You know how it is when you first open that new gadget or new device or interact with that new “thing” and the first thing you experience isn’t elation or joy – it’s frustration!
You know how infuriating that can be and how it instantly tempers the relationship you have with the product. In fact, the emotional response can be so intense that it can change the way you see not only the product but also the business behind it.
Heck, it might even directly impact your relationship with the person behind the business or piece of software (and even the person who introduced you to it)!
That emotional response to the “first reaction” or “first experience” with a product is so crucial and yet I feel so many apps and products and organizations do not consider it enough and forget (or do not understand) how important it really is.
It’s the reason why I build apps with this in mind and why I also counsel startups to consider it heavily. Lose the battle over the customer’s first reaction and you might lose the long-term war.

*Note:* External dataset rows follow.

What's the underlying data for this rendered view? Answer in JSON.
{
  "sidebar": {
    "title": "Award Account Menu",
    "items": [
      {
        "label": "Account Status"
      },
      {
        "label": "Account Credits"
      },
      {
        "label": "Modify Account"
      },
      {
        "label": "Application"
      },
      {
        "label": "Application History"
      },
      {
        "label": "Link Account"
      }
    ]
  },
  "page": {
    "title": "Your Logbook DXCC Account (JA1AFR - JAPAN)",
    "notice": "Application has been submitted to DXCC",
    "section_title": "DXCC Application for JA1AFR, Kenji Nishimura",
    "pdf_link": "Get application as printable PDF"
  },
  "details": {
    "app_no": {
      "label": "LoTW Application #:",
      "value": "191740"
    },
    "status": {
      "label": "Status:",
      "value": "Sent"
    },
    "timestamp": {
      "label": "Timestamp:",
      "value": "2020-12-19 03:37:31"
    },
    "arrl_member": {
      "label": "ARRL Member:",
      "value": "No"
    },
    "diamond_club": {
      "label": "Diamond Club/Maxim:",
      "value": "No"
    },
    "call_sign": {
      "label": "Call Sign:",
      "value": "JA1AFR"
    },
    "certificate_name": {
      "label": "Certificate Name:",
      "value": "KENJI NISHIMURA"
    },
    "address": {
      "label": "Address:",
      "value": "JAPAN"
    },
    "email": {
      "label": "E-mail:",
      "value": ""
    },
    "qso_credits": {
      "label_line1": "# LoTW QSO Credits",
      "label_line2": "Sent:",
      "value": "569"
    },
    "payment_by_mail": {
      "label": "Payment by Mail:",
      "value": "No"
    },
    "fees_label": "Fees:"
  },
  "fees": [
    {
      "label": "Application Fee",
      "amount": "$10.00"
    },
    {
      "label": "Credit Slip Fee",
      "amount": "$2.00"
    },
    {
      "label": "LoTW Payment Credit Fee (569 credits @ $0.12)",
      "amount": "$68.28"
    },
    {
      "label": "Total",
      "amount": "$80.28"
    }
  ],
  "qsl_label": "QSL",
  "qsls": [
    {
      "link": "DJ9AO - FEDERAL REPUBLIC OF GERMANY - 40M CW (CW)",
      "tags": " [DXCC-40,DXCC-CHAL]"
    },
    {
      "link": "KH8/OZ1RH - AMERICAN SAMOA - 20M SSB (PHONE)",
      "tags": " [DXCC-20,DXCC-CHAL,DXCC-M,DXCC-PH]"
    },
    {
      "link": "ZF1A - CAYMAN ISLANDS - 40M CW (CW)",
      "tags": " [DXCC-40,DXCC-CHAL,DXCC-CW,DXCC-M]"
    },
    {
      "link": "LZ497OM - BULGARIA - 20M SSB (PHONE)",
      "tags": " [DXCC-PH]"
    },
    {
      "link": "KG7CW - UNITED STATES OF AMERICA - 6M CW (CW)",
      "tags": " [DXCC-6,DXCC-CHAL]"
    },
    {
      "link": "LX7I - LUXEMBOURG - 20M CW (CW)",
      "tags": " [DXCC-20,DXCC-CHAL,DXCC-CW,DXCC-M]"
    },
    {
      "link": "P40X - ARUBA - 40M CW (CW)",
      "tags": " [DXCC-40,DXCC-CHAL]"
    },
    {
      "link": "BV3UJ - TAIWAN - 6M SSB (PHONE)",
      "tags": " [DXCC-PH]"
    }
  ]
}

Sometimes it’s my fault. Sometimes it’s their fault. Sometimes it’s even someone else’s fault or another partner service or API or some other piece of software that we have no direct relationship with.
But the point is this: Regardless of who’s fault it is I am still responsible because it is my app, my service, my company, and my organization (and I hope that the staff that I work with feel the same). I believe that capturing and capitalizing on first reactions brings literal returns on investment.
I don’t want to be like a super frustrating piece of IKEA furniture that takes literal hours to setup and install and put together and that creates terrible first reactions. I don’t want to build consumer products or companies that also solicit the same emotive response.
I want to close the gap between joy and utility as much as I possibly can and I want to be a part of organizations that continually return that joy for both staff and customers for as long as humanly possible.
You should too.